What is required: In the data that follows, find each line containing "number" and copy it.

Records to process:
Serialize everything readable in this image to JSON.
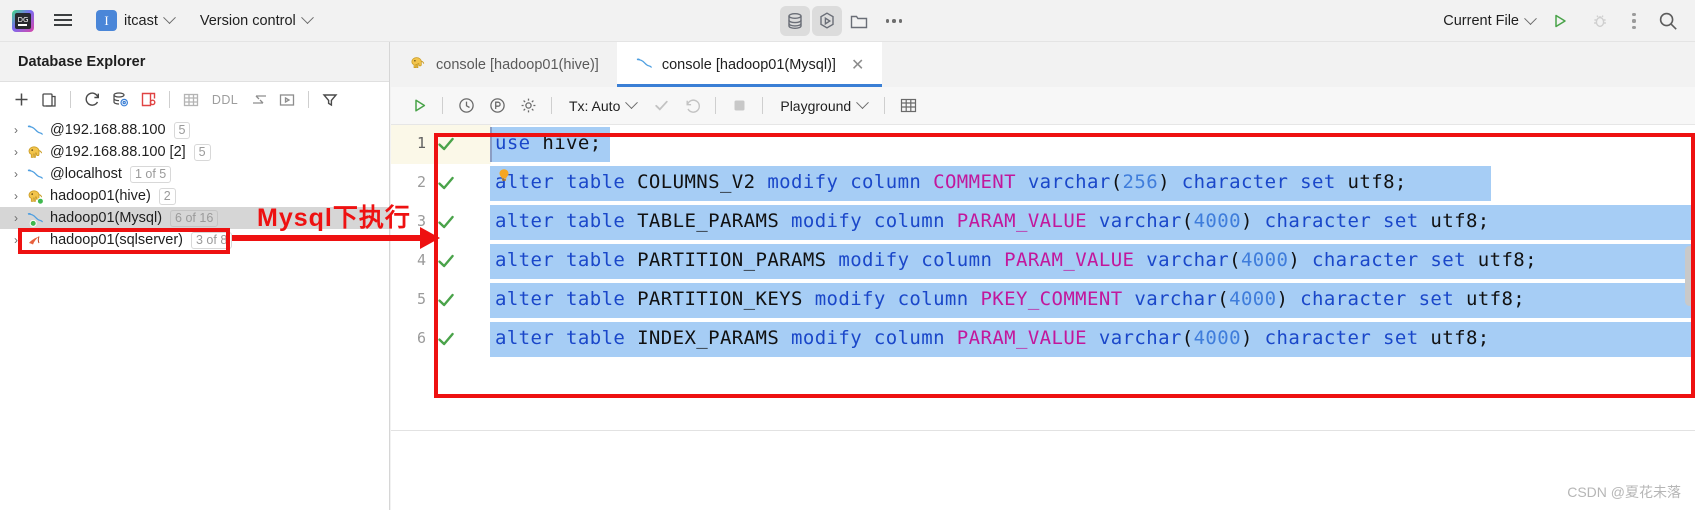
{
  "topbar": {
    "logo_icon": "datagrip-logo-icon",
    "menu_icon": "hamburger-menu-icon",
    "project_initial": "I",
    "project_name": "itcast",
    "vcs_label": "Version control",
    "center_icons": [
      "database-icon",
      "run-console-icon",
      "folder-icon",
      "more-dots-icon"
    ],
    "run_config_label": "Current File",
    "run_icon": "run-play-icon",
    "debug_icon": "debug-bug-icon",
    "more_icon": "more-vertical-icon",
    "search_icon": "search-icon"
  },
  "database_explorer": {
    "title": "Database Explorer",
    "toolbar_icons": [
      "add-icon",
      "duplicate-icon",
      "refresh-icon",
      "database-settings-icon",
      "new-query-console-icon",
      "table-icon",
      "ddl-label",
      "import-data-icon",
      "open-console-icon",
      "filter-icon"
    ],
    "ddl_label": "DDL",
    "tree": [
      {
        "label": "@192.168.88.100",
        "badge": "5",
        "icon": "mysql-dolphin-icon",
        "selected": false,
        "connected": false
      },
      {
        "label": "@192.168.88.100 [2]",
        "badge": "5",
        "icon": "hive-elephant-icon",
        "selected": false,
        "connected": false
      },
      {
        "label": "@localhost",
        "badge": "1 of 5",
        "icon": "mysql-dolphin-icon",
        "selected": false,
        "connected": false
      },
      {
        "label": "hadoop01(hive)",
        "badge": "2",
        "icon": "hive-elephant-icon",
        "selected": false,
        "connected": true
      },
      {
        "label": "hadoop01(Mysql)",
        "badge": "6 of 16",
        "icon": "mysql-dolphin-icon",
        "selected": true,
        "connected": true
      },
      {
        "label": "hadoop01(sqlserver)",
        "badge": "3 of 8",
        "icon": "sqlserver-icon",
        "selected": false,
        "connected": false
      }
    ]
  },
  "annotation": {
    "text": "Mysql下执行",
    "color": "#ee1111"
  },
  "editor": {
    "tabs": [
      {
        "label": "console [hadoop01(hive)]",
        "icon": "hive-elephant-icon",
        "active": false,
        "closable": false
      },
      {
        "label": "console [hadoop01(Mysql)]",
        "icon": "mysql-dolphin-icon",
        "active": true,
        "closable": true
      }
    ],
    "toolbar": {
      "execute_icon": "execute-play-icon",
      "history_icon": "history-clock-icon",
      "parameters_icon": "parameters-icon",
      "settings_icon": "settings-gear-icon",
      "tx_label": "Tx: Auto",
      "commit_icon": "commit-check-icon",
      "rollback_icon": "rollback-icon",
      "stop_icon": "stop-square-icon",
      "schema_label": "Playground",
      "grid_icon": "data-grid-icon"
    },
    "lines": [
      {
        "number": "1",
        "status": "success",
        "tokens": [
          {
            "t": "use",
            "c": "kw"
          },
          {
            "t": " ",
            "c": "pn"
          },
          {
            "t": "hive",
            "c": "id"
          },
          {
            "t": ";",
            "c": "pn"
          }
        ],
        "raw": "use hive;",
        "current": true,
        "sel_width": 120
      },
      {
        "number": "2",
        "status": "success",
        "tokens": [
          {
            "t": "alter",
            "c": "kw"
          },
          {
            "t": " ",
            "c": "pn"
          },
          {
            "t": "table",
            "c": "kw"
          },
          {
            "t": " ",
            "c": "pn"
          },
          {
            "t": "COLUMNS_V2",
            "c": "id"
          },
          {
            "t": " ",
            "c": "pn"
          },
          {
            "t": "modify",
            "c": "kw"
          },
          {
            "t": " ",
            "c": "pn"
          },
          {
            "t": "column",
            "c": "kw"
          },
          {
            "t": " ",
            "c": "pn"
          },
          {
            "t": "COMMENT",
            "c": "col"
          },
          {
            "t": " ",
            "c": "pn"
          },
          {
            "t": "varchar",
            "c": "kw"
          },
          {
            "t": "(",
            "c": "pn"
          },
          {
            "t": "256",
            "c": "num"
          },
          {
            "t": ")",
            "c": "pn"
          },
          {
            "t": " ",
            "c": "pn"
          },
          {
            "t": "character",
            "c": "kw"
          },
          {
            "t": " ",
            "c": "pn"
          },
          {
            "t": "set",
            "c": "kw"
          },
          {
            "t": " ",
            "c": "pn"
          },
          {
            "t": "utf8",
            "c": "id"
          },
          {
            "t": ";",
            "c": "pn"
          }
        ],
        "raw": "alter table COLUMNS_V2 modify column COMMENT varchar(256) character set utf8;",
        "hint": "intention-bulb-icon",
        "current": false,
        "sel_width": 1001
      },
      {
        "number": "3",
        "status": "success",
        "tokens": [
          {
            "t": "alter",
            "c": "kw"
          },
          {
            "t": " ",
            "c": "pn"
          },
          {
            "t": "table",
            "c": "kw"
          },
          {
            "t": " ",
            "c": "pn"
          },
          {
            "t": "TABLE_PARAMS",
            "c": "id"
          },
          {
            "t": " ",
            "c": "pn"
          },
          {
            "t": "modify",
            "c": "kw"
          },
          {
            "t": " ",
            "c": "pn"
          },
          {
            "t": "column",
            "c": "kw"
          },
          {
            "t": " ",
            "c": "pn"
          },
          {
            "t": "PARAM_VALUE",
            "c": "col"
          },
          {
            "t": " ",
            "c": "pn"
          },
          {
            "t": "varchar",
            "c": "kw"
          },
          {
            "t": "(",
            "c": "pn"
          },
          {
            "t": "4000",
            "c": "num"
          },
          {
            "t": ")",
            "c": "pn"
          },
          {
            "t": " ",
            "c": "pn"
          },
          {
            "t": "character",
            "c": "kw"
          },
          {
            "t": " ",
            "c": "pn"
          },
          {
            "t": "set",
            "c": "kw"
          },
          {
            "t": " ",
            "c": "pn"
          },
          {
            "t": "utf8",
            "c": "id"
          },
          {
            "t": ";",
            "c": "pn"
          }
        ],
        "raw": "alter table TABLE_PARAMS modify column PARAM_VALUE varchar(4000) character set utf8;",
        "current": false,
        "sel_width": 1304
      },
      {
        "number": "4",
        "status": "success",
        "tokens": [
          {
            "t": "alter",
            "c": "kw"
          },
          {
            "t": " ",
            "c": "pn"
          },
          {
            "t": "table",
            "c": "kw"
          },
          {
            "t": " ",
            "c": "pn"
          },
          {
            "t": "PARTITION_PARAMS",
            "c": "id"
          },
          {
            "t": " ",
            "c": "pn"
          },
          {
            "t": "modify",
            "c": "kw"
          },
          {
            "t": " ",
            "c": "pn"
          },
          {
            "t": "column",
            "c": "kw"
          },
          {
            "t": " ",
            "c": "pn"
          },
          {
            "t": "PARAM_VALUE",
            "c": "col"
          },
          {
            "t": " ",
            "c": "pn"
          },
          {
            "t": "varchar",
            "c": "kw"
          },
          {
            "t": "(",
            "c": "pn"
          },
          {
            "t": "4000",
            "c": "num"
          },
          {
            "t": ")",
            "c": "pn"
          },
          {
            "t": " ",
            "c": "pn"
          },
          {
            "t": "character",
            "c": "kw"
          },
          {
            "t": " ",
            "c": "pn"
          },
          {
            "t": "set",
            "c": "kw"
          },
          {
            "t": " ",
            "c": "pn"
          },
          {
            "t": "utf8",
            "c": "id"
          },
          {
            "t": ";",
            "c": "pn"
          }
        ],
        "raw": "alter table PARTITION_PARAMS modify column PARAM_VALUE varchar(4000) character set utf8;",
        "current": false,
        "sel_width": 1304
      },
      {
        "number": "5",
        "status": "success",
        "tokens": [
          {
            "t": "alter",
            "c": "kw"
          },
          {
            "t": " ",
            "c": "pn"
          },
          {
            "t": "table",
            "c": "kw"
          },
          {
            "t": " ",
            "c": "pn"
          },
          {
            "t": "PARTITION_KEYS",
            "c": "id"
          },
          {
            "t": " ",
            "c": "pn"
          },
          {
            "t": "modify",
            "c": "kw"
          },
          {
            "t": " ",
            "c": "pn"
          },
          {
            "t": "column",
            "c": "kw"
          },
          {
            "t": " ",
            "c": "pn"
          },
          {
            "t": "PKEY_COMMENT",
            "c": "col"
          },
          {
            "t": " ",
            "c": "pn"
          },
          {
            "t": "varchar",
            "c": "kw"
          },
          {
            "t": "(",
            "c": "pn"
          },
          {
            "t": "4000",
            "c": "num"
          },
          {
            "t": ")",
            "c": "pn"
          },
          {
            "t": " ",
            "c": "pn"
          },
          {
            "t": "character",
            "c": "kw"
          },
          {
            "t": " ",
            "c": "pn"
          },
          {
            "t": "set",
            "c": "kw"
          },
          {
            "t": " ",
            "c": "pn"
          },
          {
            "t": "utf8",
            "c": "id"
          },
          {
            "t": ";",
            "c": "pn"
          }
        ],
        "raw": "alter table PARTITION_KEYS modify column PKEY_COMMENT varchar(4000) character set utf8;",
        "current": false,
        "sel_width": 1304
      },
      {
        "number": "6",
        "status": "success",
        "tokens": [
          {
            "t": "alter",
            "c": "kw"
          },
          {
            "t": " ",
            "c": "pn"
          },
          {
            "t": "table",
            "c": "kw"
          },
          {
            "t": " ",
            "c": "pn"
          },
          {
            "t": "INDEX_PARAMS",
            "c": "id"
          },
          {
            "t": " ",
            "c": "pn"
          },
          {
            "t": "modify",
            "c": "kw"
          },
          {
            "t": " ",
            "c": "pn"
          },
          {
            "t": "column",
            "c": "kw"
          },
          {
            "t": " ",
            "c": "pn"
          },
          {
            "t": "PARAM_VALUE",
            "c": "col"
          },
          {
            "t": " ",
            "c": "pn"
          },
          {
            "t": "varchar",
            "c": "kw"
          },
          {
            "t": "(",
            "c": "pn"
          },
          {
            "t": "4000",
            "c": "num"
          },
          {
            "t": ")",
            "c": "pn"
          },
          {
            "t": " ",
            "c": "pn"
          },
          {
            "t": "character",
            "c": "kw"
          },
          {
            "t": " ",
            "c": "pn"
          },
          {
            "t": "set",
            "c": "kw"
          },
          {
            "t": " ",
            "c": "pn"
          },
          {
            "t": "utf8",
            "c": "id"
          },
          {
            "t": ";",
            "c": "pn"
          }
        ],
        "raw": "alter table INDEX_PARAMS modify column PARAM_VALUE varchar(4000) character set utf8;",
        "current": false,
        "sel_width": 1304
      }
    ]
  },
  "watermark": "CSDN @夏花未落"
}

Response to this task:
        "number": "1",
        "number": "2",
        "number": "3",
        "number": "4",
        "number": "5",
        "number": "6",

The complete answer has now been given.